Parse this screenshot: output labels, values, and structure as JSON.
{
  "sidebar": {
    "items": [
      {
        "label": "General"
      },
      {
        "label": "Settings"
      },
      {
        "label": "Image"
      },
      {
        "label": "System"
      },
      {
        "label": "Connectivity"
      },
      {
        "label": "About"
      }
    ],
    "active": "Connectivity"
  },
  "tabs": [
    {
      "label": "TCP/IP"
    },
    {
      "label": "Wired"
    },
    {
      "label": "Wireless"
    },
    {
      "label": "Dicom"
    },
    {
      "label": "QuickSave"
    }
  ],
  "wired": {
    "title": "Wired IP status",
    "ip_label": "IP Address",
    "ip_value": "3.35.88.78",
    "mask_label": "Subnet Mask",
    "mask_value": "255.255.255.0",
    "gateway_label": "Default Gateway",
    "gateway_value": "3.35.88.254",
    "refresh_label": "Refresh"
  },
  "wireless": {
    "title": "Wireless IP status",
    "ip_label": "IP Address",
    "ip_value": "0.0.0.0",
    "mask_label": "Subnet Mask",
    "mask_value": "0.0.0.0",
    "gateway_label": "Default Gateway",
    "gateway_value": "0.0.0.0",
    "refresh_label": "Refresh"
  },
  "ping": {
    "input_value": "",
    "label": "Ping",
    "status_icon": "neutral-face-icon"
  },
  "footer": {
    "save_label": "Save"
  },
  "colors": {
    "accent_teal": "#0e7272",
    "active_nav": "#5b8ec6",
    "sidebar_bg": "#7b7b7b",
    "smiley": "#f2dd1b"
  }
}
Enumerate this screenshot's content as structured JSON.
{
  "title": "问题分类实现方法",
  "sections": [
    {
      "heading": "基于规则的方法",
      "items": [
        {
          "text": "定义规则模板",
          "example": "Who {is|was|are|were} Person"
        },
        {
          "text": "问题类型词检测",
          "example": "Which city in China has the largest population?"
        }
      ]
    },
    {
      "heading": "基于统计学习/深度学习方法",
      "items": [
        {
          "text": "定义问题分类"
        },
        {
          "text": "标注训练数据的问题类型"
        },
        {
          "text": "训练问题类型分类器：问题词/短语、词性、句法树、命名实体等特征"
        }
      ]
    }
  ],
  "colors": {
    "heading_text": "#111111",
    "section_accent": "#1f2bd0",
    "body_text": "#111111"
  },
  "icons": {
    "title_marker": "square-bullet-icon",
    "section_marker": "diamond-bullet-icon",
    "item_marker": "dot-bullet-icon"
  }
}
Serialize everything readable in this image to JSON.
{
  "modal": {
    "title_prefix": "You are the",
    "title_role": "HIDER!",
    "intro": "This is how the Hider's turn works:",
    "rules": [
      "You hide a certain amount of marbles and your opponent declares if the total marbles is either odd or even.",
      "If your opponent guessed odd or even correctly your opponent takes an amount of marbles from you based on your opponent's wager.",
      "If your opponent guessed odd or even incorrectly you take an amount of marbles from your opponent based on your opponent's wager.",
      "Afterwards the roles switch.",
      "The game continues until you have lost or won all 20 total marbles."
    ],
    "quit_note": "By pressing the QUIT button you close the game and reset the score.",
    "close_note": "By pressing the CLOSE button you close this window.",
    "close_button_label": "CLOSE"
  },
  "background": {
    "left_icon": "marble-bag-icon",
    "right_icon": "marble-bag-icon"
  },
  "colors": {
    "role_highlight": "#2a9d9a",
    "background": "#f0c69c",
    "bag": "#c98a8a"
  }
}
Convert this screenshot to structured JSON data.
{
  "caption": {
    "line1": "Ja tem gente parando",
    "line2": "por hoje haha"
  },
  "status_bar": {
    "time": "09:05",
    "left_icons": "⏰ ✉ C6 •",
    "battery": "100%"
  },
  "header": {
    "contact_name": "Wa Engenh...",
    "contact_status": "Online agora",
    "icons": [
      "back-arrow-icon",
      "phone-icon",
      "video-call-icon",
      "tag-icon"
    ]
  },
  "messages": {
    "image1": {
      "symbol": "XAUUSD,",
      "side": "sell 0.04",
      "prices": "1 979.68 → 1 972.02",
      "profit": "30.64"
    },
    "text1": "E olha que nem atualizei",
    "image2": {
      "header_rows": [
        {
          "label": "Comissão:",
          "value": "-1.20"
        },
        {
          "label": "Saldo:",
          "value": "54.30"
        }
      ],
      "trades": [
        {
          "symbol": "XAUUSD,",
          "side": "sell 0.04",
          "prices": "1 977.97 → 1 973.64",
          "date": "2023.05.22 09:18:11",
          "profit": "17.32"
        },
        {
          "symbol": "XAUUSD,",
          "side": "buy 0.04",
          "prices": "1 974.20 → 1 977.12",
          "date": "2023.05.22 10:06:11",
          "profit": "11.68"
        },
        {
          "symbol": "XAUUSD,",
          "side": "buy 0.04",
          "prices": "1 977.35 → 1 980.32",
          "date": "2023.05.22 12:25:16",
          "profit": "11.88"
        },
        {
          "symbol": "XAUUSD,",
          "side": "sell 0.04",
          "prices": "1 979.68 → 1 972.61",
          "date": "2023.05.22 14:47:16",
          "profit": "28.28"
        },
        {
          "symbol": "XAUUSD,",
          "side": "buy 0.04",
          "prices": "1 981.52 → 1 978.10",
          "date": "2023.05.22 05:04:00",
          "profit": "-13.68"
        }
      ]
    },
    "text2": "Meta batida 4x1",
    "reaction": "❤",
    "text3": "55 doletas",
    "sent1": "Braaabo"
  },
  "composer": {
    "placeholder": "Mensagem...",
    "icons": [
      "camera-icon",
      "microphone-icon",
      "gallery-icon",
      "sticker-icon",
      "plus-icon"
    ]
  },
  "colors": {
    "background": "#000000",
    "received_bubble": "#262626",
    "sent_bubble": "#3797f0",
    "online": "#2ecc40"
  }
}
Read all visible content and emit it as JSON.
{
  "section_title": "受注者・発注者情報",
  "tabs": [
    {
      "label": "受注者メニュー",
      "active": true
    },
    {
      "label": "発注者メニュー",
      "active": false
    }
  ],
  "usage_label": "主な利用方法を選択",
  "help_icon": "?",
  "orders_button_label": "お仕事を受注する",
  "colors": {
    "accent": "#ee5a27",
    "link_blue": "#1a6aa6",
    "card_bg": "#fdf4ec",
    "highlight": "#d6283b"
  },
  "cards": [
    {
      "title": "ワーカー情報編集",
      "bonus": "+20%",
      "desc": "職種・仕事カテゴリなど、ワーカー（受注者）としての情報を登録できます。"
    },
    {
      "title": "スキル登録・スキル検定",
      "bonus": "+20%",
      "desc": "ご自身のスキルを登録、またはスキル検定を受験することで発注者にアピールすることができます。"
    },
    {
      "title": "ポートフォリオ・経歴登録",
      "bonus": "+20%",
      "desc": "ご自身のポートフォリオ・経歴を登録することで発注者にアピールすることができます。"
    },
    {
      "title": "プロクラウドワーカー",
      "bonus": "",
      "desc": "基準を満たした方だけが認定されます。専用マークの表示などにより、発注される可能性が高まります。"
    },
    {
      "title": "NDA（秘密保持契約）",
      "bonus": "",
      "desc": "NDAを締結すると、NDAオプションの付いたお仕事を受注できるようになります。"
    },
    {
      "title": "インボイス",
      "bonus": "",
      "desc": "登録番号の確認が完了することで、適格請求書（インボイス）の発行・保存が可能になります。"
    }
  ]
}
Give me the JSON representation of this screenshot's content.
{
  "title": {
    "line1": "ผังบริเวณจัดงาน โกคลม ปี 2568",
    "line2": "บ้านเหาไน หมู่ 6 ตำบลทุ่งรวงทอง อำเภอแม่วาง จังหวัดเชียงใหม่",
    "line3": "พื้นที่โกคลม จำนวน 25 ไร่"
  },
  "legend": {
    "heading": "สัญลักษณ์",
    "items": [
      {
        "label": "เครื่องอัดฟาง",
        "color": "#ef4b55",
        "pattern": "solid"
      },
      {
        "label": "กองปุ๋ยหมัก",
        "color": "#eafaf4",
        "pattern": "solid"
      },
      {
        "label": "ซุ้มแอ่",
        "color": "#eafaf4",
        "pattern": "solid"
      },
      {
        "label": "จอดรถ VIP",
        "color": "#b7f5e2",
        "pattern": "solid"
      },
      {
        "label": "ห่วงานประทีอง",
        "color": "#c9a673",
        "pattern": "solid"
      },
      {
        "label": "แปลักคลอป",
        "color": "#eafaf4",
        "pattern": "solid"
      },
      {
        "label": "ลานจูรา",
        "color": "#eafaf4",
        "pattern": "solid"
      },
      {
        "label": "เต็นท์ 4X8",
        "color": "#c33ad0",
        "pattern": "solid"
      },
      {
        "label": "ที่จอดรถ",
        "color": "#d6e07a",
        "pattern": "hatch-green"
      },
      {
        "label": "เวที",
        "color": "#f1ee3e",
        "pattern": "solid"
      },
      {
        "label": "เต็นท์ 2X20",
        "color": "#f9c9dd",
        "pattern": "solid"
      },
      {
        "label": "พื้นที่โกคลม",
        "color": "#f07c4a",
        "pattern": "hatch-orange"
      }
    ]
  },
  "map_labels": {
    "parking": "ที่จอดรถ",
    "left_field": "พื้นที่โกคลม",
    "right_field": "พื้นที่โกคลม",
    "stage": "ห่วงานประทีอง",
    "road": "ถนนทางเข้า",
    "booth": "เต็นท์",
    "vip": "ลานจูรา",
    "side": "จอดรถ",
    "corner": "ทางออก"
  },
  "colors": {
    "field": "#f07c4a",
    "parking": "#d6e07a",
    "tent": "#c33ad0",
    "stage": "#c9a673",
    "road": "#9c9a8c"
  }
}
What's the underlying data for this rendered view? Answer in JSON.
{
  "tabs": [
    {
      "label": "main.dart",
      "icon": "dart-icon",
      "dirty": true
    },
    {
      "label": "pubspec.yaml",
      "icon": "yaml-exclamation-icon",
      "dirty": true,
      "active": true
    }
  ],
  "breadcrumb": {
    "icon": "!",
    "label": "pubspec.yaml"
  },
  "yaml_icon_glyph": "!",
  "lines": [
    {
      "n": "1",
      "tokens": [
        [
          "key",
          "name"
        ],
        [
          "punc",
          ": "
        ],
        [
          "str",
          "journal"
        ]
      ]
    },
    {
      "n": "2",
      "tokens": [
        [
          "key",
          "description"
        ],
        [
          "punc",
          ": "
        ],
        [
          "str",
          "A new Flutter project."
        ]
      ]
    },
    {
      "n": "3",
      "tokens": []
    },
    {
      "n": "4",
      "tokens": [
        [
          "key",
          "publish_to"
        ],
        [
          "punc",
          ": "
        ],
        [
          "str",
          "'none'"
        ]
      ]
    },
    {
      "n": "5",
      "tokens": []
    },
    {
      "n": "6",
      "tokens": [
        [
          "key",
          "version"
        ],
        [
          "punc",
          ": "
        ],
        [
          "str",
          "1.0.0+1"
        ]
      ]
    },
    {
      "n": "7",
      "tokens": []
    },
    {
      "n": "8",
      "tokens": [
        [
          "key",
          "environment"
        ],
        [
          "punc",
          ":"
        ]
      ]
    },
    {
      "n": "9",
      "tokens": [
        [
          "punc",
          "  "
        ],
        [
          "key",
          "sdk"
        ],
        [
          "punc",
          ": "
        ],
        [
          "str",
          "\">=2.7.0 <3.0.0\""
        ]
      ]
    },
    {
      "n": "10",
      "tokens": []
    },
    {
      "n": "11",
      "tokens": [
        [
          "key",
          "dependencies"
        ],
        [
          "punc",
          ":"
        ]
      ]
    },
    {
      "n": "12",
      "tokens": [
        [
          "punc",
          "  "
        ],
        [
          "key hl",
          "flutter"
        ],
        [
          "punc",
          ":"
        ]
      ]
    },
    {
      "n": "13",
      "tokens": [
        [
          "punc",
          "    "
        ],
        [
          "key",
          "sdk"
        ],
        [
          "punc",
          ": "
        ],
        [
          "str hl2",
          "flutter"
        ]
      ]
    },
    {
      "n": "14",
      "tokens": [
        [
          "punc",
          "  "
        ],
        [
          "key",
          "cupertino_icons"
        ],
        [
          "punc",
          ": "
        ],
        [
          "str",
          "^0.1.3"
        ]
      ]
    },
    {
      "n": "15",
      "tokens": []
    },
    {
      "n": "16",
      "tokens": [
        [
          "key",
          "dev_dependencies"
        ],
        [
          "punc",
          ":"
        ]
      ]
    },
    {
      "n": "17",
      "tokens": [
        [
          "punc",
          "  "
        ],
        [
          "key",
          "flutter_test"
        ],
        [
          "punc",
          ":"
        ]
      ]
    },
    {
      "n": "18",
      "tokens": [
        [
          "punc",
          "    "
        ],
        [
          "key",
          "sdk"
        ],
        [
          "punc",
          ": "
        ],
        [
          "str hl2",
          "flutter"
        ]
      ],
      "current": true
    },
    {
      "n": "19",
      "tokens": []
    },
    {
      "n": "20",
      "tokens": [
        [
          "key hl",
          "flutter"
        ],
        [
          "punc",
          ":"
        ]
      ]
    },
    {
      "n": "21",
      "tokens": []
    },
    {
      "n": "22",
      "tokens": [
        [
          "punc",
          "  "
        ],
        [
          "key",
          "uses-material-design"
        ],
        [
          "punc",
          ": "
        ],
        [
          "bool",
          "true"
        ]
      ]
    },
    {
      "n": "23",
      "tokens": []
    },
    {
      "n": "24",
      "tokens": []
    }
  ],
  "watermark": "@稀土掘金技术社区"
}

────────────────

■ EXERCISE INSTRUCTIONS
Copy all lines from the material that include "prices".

■ SOLUTION FOR THIS EXERCISE
      "prices": "1 979.68 → 1 972.02",
          "prices": "1 977.97 → 1 973.64",
          "prices": "1 974.20 → 1 977.12",
          "prices": "1 977.35 → 1 980.32",
          "prices": "1 979.68 → 1 972.61",
          "prices": "1 981.52 → 1 978.10",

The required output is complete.